> About this exercise
Your copy should match the records exactly, except that it contains no pictures.

---+---

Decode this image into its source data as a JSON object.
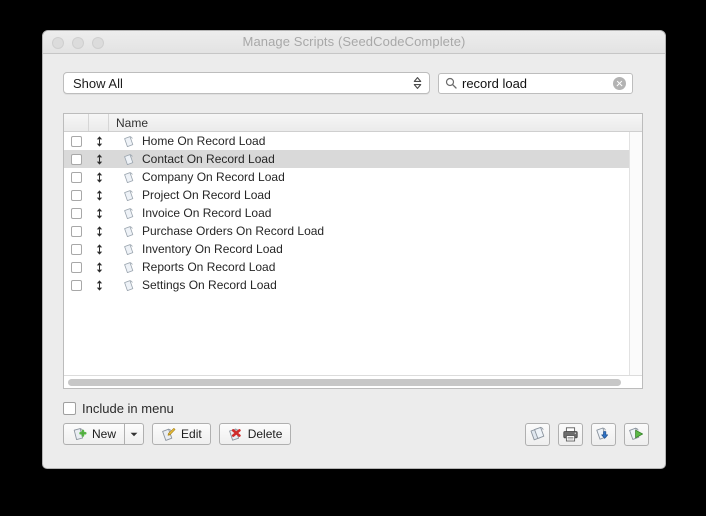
{
  "window": {
    "title": "Manage Scripts (SeedCodeComplete)",
    "traffic_lights": [
      "close-button",
      "minimize-button",
      "zoom-button"
    ]
  },
  "toolbar": {
    "filter_popup": {
      "label": "Show All",
      "icon": "updown-chevron-icon"
    },
    "search": {
      "value": "record load",
      "placeholder": "Search",
      "icon": "search-icon",
      "clear_icon": "clear-icon"
    }
  },
  "list": {
    "columns": {
      "checkbox": "",
      "move": "",
      "name": "Name"
    },
    "rows": [
      {
        "name": "Home On Record Load",
        "selected": false,
        "icon": "script-icon"
      },
      {
        "name": "Contact On Record Load",
        "selected": true,
        "icon": "script-icon"
      },
      {
        "name": "Company On Record Load",
        "selected": false,
        "icon": "script-icon"
      },
      {
        "name": "Project On Record Load",
        "selected": false,
        "icon": "script-icon"
      },
      {
        "name": "Invoice On Record Load",
        "selected": false,
        "icon": "script-icon"
      },
      {
        "name": "Purchase Orders On Record Load",
        "selected": false,
        "icon": "script-icon"
      },
      {
        "name": "Inventory On Record Load",
        "selected": false,
        "icon": "script-icon"
      },
      {
        "name": "Reports On Record Load",
        "selected": false,
        "icon": "script-icon"
      },
      {
        "name": "Settings On Record Load",
        "selected": false,
        "icon": "script-icon"
      }
    ]
  },
  "footer": {
    "include_in_menu": {
      "label": "Include in menu",
      "checked": false
    },
    "buttons": {
      "new": "New",
      "new_dropdown": "new-options-dropdown",
      "edit": "Edit",
      "delete": "Delete"
    },
    "icon_buttons": [
      {
        "name": "duplicate-script-button"
      },
      {
        "name": "print-button"
      },
      {
        "name": "import-script-button"
      },
      {
        "name": "run-script-button"
      }
    ]
  },
  "colors": {
    "window_bg": "#ececec",
    "list_bg": "#ffffff",
    "selection": "#d9d9d9",
    "title_text": "#a8a8a8",
    "accent_green": "#5ab947",
    "accent_red": "#cf2c2c",
    "accent_blue": "#2f72c4",
    "desktop": "#000000"
  }
}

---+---

> Answer section
Decode this image into its source data as a JSON object.
{
  "window": {
    "title": "Manage Scripts (SeedCodeComplete)",
    "traffic_lights": [
      "close-button",
      "minimize-button",
      "zoom-button"
    ]
  },
  "toolbar": {
    "filter_popup": {
      "label": "Show All",
      "icon": "updown-chevron-icon"
    },
    "search": {
      "value": "record load",
      "placeholder": "Search",
      "icon": "search-icon",
      "clear_icon": "clear-icon"
    }
  },
  "list": {
    "columns": {
      "checkbox": "",
      "move": "",
      "name": "Name"
    },
    "rows": [
      {
        "name": "Home On Record Load",
        "selected": false,
        "icon": "script-icon"
      },
      {
        "name": "Contact On Record Load",
        "selected": true,
        "icon": "script-icon"
      },
      {
        "name": "Company On Record Load",
        "selected": false,
        "icon": "script-icon"
      },
      {
        "name": "Project On Record Load",
        "selected": false,
        "icon": "script-icon"
      },
      {
        "name": "Invoice On Record Load",
        "selected": false,
        "icon": "script-icon"
      },
      {
        "name": "Purchase Orders On Record Load",
        "selected": false,
        "icon": "script-icon"
      },
      {
        "name": "Inventory On Record Load",
        "selected": false,
        "icon": "script-icon"
      },
      {
        "name": "Reports On Record Load",
        "selected": false,
        "icon": "script-icon"
      },
      {
        "name": "Settings On Record Load",
        "selected": false,
        "icon": "script-icon"
      }
    ]
  },
  "footer": {
    "include_in_menu": {
      "label": "Include in menu",
      "checked": false
    },
    "buttons": {
      "new": "New",
      "new_dropdown": "new-options-dropdown",
      "edit": "Edit",
      "delete": "Delete"
    },
    "icon_buttons": [
      {
        "name": "duplicate-script-button"
      },
      {
        "name": "print-button"
      },
      {
        "name": "import-script-button"
      },
      {
        "name": "run-script-button"
      }
    ]
  },
  "colors": {
    "window_bg": "#ececec",
    "list_bg": "#ffffff",
    "selection": "#d9d9d9",
    "title_text": "#a8a8a8",
    "accent_green": "#5ab947",
    "accent_red": "#cf2c2c",
    "accent_blue": "#2f72c4",
    "desktop": "#000000"
  }
}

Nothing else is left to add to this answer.